▸ TRY IT
Please copy out the records that follow, word for word.

▸ RECORDS FOR THE TASK
━━━
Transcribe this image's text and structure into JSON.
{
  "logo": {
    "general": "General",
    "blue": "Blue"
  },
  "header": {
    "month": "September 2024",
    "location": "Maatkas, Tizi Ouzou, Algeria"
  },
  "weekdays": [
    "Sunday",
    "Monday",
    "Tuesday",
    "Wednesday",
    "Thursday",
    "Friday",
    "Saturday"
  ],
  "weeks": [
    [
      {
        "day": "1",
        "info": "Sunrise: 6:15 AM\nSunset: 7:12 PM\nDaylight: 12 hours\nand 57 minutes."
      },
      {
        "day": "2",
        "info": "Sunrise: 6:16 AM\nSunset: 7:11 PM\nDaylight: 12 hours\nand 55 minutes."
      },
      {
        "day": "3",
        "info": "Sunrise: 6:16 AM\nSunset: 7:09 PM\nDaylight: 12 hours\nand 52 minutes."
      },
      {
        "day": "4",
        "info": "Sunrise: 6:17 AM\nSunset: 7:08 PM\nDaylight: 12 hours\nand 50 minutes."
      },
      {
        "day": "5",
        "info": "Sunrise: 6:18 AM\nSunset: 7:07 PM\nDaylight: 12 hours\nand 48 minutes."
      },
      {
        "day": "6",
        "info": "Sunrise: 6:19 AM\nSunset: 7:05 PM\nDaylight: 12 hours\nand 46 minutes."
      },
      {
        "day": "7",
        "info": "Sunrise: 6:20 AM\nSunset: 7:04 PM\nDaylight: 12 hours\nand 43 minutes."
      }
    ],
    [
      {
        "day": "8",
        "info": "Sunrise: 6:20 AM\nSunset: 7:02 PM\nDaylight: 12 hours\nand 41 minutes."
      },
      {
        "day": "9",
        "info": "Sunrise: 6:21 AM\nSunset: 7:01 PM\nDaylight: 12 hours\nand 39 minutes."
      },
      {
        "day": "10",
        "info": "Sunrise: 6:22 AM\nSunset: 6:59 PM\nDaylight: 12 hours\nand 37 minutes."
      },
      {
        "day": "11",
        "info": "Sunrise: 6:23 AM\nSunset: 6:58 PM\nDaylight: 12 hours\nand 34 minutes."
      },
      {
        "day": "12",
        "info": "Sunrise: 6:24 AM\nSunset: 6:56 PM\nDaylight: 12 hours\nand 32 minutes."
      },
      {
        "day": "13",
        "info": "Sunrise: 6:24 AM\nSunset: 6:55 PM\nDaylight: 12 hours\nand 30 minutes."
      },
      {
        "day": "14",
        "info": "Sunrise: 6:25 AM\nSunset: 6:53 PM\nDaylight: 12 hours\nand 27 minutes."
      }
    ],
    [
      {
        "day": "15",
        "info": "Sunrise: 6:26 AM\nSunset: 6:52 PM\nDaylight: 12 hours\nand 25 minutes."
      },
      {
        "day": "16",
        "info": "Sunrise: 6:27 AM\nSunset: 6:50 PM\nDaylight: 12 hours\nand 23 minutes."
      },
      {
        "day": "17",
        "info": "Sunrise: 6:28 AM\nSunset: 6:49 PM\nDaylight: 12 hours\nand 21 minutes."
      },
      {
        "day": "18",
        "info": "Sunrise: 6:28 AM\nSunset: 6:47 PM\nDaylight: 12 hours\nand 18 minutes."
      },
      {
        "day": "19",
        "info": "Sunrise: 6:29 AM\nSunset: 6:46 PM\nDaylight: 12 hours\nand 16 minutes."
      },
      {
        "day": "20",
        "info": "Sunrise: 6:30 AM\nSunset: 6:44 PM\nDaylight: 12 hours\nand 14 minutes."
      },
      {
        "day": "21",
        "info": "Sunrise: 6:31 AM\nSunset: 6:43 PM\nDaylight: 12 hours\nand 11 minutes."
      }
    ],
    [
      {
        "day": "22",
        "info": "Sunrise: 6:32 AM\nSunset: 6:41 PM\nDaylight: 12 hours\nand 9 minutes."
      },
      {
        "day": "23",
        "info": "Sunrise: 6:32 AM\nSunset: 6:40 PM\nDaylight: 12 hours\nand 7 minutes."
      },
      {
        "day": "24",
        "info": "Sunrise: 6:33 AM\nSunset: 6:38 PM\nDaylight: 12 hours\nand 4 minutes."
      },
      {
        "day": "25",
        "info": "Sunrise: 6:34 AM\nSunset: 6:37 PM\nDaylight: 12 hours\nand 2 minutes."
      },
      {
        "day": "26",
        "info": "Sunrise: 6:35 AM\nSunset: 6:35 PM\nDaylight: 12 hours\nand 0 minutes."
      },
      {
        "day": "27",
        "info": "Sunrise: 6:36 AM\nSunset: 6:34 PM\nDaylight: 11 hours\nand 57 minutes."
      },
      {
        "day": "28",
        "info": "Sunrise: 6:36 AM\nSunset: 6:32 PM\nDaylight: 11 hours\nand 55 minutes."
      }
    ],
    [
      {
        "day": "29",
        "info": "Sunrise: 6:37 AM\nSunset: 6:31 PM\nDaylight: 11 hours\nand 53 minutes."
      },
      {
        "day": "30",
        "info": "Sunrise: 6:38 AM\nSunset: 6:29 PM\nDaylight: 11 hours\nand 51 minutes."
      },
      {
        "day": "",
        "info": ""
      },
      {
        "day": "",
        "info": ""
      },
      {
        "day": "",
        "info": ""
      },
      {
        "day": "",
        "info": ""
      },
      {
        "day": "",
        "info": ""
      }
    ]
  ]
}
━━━
▸ OUTPUT FOR THIS EXERCISE
Transcribe this image's text and structure into JSON.
{
  "logo": {
    "general": "General",
    "blue": "Blue"
  },
  "header": {
    "month": "September 2024",
    "location": "Maatkas, Tizi Ouzou, Algeria"
  },
  "weekdays": [
    "Sunday",
    "Monday",
    "Tuesday",
    "Wednesday",
    "Thursday",
    "Friday",
    "Saturday"
  ],
  "weeks": [
    [
      {
        "day": "1",
        "info": "Sunrise: 6:15 AM\nSunset: 7:12 PM\nDaylight: 12 hours\nand 57 minutes."
      },
      {
        "day": "2",
        "info": "Sunrise: 6:16 AM\nSunset: 7:11 PM\nDaylight: 12 hours\nand 55 minutes."
      },
      {
        "day": "3",
        "info": "Sunrise: 6:16 AM\nSunset: 7:09 PM\nDaylight: 12 hours\nand 52 minutes."
      },
      {
        "day": "4",
        "info": "Sunrise: 6:17 AM\nSunset: 7:08 PM\nDaylight: 12 hours\nand 50 minutes."
      },
      {
        "day": "5",
        "info": "Sunrise: 6:18 AM\nSunset: 7:07 PM\nDaylight: 12 hours\nand 48 minutes."
      },
      {
        "day": "6",
        "info": "Sunrise: 6:19 AM\nSunset: 7:05 PM\nDaylight: 12 hours\nand 46 minutes."
      },
      {
        "day": "7",
        "info": "Sunrise: 6:20 AM\nSunset: 7:04 PM\nDaylight: 12 hours\nand 43 minutes."
      }
    ],
    [
      {
        "day": "8",
        "info": "Sunrise: 6:20 AM\nSunset: 7:02 PM\nDaylight: 12 hours\nand 41 minutes."
      },
      {
        "day": "9",
        "info": "Sunrise: 6:21 AM\nSunset: 7:01 PM\nDaylight: 12 hours\nand 39 minutes."
      },
      {
        "day": "10",
        "info": "Sunrise: 6:22 AM\nSunset: 6:59 PM\nDaylight: 12 hours\nand 37 minutes."
      },
      {
        "day": "11",
        "info": "Sunrise: 6:23 AM\nSunset: 6:58 PM\nDaylight: 12 hours\nand 34 minutes."
      },
      {
        "day": "12",
        "info": "Sunrise: 6:24 AM\nSunset: 6:56 PM\nDaylight: 12 hours\nand 32 minutes."
      },
      {
        "day": "13",
        "info": "Sunrise: 6:24 AM\nSunset: 6:55 PM\nDaylight: 12 hours\nand 30 minutes."
      },
      {
        "day": "14",
        "info": "Sunrise: 6:25 AM\nSunset: 6:53 PM\nDaylight: 12 hours\nand 27 minutes."
      }
    ],
    [
      {
        "day": "15",
        "info": "Sunrise: 6:26 AM\nSunset: 6:52 PM\nDaylight: 12 hours\nand 25 minutes."
      },
      {
        "day": "16",
        "info": "Sunrise: 6:27 AM\nSunset: 6:50 PM\nDaylight: 12 hours\nand 23 minutes."
      },
      {
        "day": "17",
        "info": "Sunrise: 6:28 AM\nSunset: 6:49 PM\nDaylight: 12 hours\nand 21 minutes."
      },
      {
        "day": "18",
        "info": "Sunrise: 6:28 AM\nSunset: 6:47 PM\nDaylight: 12 hours\nand 18 minutes."
      },
      {
        "day": "19",
        "info": "Sunrise: 6:29 AM\nSunset: 6:46 PM\nDaylight: 12 hours\nand 16 minutes."
      },
      {
        "day": "20",
        "info": "Sunrise: 6:30 AM\nSunset: 6:44 PM\nDaylight: 12 hours\nand 14 minutes."
      },
      {
        "day": "21",
        "info": "Sunrise: 6:31 AM\nSunset: 6:43 PM\nDaylight: 12 hours\nand 11 minutes."
      }
    ],
    [
      {
        "day": "22",
        "info": "Sunrise: 6:32 AM\nSunset: 6:41 PM\nDaylight: 12 hours\nand 9 minutes."
      },
      {
        "day": "23",
        "info": "Sunrise: 6:32 AM\nSunset: 6:40 PM\nDaylight: 12 hours\nand 7 minutes."
      },
      {
        "day": "24",
        "info": "Sunrise: 6:33 AM\nSunset: 6:38 PM\nDaylight: 12 hours\nand 4 minutes."
      },
      {
        "day": "25",
        "info": "Sunrise: 6:34 AM\nSunset: 6:37 PM\nDaylight: 12 hours\nand 2 minutes."
      },
      {
        "day": "26",
        "info": "Sunrise: 6:35 AM\nSunset: 6:35 PM\nDaylight: 12 hours\nand 0 minutes."
      },
      {
        "day": "27",
        "info": "Sunrise: 6:36 AM\nSunset: 6:34 PM\nDaylight: 11 hours\nand 57 minutes."
      },
      {
        "day": "28",
        "info": "Sunrise: 6:36 AM\nSunset: 6:32 PM\nDaylight: 11 hours\nand 55 minutes."
      }
    ],
    [
      {
        "day": "29",
        "info": "Sunrise: 6:37 AM\nSunset: 6:31 PM\nDaylight: 11 hours\nand 53 minutes."
      },
      {
        "day": "30",
        "info": "Sunrise: 6:38 AM\nSunset: 6:29 PM\nDaylight: 11 hours\nand 51 minutes."
      },
      {
        "day": "",
        "info": ""
      },
      {
        "day": "",
        "info": ""
      },
      {
        "day": "",
        "info": ""
      },
      {
        "day": "",
        "info": ""
      },
      {
        "day": "",
        "info": ""
      }
    ]
  ]
}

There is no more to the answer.